The International Criminal Court (ICC) has announced that it is investigating Nigeria for war-crime related matters. This news is no doubt, coming to many in Nigeria as a welcome development.
Areas of concern covered in the investigation, as announced in the 2019 Annual Report of the Court are related to the conduct of the Nigeria Army in the Boko Haram crisis, the incidents of attacks on Shi’ites and the attacks on members of the Independent People of Biafra (IPOB).
A critical look at this development will reveal that the increasing art of suppressing opposition and silencing opposition and dissenting voices will be put to a drastic stop, for fear of more cases not being taken into cognizance in the ongoing ICC investigation process.
This is indeed good for democracy.
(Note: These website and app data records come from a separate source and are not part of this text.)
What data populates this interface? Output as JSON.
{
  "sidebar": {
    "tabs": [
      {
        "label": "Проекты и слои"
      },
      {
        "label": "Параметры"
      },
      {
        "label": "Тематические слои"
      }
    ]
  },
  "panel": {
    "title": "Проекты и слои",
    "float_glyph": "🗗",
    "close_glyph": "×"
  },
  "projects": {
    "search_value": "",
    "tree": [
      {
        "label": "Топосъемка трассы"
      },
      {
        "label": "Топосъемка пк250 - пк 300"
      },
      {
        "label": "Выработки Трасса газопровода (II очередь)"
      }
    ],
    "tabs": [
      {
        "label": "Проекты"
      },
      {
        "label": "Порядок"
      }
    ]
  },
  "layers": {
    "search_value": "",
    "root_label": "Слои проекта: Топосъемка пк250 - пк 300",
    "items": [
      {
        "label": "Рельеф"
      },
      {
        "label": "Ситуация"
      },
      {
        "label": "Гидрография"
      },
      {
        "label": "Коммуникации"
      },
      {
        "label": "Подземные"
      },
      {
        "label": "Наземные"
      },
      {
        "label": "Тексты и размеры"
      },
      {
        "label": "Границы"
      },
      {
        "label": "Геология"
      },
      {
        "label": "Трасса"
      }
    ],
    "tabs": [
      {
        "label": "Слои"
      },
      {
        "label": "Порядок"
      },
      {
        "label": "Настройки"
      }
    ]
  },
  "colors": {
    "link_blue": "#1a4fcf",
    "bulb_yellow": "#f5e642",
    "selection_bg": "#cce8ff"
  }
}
For a Government that came on board via the vehicle of free speech and a right to freedom of assembly, it should not now borrow upon itself the controversial burden of curtailing free speech and checkmating Nigerians even down to their choices of association and/or assembly.
In fact, the Government has no moral right to turn itself to the definer and interpreter of the Constitution. The courts are there. The Government can charge to court, rather than lock up Nigerians as it wills.
Nigerians should be allowed to gather and make proclamations without fear of intimidation, fear of being locked up or held incommunicado till further notice. As well, the excesses of Government and its agencies must be in check at all times. Overzealousness of Government agencies and Government representatives, such that undermine human rights must end now.
The International Criminal Court (ICC) must as a matter of urgency increase its possible scope and coverage of investigations with regards to human rights abuse and certain extreme acts of Nigerian Government that can pass for war crimes under international lens.
Human right is a right and not a privilege. The Government cannot under any guise deprive Nigerians of their human rights and other rights protected by the Nigeria Constitution 1999 (as amended).
Human rights did not die completely during the draconian military era, it is not under a democracy they will now die, ICC must ensure it stops at nothing to prosecute Government officials it finds guilty of war crimes at the conclusion of its ongoing investigations on Nigeria.